Getting back to implementation of ideas this post helps to understand the relation between workflow and product roadmap and the planning process of a product roadmap.
Workflow and product roadmap
Let’s continue our journey of delivering a product from an idea. In the previous post we discussed the aim of writing a Concept Document. When the major problems, users and scenarios are identified, we can move on to the next level, where we try to conceptualize the product by describing the possible user workflows and use cases. It requires a more exact definition of roles of the possible users and the activities associated with these roles. We don't ask you to write down all possible use cases in this phase of the project. The most important use cases, those that 90% of users will do with the app, need to be described. Use cases must address the problem(s) identified in the concept document.
Although there are many great tools and methods for writing use cases and creating UML documents, we don't ask clients to learn all these from scratch or be able to do them at a professional level. We asked M and L to choose a tool they prefer to use (can be a pen or a sheet of paper, or any available drawing tool) and write a basic flowchart that describes the possible use cases.
At this point the application will also have a feature list. We asked M and L to collect all features that the application must have, should have and would be nice to have. This can be a long list of features and it will be the basis of prioritizing what to develop first.
Product Roadmap planning
When we have this list, we can start working on the product roadmap document which describes a desired velocity of the development, the main milestones and its scope. For optimal user experience and for an actual proof of concept that our idea is implementable, it is advised to create an early prototype for the core features.
After prototyping, we plan an alpha release for internal testing, a beta release for external (real user) testing, and then the Minimum Viable Product that will actually hit the market. The Minimum Viable Product (MVP) does not mean Minimum Feature Product, it has to be a fully functional product even if it has only one job to do right. The success or failure of the MVP will determine whether further development for a Full Featured Product is possible.
Together with M and L, we sat down and started to prioritize the features. Which needed to be tested in the prototype? What should be included in the alpha and beta releases? And the key question: what are the features that have to be included in the MVP? This is the hardest part, because usually clients want to have them all, otherwise their product seemingly would not be unique and couldn't compete with existing solutions. But what if the client made a few wrong decisions and did not choose the right features? This is where agile software development methodology [we use Scrum] can help startups. Without going into the details in this post, Scrum allows clients to be flexible during development. The time and resources are fixed, but the features might change while reaching MVP.

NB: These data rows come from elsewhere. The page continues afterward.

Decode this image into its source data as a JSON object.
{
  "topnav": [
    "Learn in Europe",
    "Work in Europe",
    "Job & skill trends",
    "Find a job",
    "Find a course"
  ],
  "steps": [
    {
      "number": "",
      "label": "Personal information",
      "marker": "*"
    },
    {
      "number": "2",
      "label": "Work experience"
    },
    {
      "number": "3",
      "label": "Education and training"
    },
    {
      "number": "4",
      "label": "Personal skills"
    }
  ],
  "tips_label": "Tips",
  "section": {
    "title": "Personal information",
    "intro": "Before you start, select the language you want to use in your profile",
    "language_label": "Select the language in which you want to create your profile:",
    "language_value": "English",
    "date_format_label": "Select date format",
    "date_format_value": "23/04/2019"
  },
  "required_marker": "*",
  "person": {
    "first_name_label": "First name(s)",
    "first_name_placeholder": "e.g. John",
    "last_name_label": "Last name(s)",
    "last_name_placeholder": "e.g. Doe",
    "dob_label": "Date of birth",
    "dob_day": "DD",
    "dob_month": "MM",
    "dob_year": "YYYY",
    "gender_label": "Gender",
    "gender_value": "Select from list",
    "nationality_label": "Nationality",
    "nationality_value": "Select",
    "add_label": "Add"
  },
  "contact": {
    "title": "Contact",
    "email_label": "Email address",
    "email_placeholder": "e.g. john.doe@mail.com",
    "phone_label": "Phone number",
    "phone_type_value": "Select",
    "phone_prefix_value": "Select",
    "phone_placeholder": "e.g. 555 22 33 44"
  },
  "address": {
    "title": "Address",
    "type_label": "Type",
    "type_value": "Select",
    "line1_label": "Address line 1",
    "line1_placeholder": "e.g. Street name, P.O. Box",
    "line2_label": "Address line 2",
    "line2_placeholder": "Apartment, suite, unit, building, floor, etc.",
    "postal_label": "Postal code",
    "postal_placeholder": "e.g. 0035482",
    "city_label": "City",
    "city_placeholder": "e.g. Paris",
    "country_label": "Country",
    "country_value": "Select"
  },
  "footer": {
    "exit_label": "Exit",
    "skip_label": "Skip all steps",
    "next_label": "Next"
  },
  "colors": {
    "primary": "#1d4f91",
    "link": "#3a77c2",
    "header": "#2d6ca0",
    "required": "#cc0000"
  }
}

But we are not developing any product yet, just the roadmap with the milestones. There are many things to do; we are going to discuss what’s next in the next post.